A newspaper survey had just designated Chewelah as the poorest city in Washington state, she says. Though the townspeople knew they were materially poor, they always believed there was wealth in their hearts. And, so, after discussion, they decided to take on the Guinness Book of World Records.
The project started that spring when English handed out free pumpkin seeds at the library and enlisted Master Gardener Mary Sety to hold a planting class. Participants tracked their vines’ growth and compared notes. The mayor gave presentations.
Eventually, just before Halloween, Chewelah’s 3,000 citizens had grown and carved 1,951 pumpkins—each complete with eyes, eyebrows, a nose, and mouth—and toted them to the park.
“There was a real sense of pitching in together to make a beautiful event,” English recalls. “People may think our city looks shabby, but, by gosh, we looked like a Hallmark movie that day. Hundreds of carved pumpkins glowing in a light evening mist.
“We lined them all up in a serpentine formation and ended up with the world’s longest continuous line of carved and lit jack-o-lanterns for one week. That’s a pretty heady thing when you supposedly live in the poorest town. I like to think the library had a big role in that.”
English says small towns typically have few places for community members to gather, and the library offers a chance for people to network, learn about the world, and feel a part of humanity.
“It’s a real cultural exchange,” she says, “We’ve even had a woman selling eggs and turkeys here.” At Colville’s library, public computers are loaded with Word, Excel, and databases like Learning Express that offer practice tests for jobs such as postal inspector and nursing, as well as for GRE, SAT, and citizenship tests.

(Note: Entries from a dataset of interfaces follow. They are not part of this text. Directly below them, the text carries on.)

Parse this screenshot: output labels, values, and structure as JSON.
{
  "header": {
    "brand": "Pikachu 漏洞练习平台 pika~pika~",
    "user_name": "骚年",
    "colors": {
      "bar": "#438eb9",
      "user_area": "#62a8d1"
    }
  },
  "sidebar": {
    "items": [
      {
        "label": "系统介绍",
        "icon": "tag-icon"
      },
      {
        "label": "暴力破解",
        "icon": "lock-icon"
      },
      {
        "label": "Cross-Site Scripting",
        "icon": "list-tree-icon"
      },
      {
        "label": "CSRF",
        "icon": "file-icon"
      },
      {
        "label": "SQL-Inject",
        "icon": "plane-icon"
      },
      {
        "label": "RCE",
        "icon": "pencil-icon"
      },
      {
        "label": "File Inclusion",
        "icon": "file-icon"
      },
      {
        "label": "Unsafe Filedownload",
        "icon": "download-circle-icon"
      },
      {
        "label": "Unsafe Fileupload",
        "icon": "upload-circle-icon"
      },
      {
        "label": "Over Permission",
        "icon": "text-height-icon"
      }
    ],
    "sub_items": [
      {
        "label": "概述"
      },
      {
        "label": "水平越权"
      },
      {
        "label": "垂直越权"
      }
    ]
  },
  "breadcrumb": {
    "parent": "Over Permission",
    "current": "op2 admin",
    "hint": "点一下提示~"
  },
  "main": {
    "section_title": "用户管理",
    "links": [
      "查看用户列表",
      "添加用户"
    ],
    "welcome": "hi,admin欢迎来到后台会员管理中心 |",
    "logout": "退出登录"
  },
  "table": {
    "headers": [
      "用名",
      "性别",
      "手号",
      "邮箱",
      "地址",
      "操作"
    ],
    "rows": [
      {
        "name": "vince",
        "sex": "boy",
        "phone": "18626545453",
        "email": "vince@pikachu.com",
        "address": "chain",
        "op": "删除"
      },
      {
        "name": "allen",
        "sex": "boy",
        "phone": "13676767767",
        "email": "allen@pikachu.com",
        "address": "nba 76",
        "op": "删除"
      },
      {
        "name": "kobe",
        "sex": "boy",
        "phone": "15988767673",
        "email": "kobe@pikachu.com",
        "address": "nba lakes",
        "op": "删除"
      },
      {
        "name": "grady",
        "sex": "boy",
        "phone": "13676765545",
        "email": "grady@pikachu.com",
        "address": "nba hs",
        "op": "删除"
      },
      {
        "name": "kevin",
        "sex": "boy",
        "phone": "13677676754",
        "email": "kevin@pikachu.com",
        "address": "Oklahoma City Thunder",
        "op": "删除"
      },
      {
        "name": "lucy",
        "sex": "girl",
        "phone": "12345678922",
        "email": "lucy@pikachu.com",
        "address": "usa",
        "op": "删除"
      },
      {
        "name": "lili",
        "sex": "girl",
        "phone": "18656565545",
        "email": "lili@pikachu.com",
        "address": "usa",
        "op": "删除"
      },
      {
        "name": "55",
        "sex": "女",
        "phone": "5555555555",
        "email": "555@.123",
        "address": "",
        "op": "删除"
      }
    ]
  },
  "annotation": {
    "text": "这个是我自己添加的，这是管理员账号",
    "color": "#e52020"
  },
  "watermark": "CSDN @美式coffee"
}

Printing and scanning services are provided and English even proctors tests for students in distance education courses, enabling them to get online degrees.
They also extend their wireless network into the library parking lot, giving citizens 24-hour internet access from their cars. The password is posted on the library door.
“No matter your monetary or housing status, there’s a place for you here—like all these books, you belong and contribute to the richness of the library,” she says. “I think our staff helps foster that idea by greeting people by name and being welcoming.”
Infographic video: Spokane Library of Things
The Room of Requirement: Libraries aren’t just for books. This American Life (National Public Radio) presents stories of people who roam the stacks and find unexpected things that just happen to be exactly what they required.
Ex Libris – The New York Public Library, goes behind the scenes of one of the greatest knowledge institutions in the world and reveals it as a place of welcome, cultural exchange and learning. (from PBS)
The Public: A film that dramatizes the social advocacy and support mission of a library (Rotten Tomatoes review)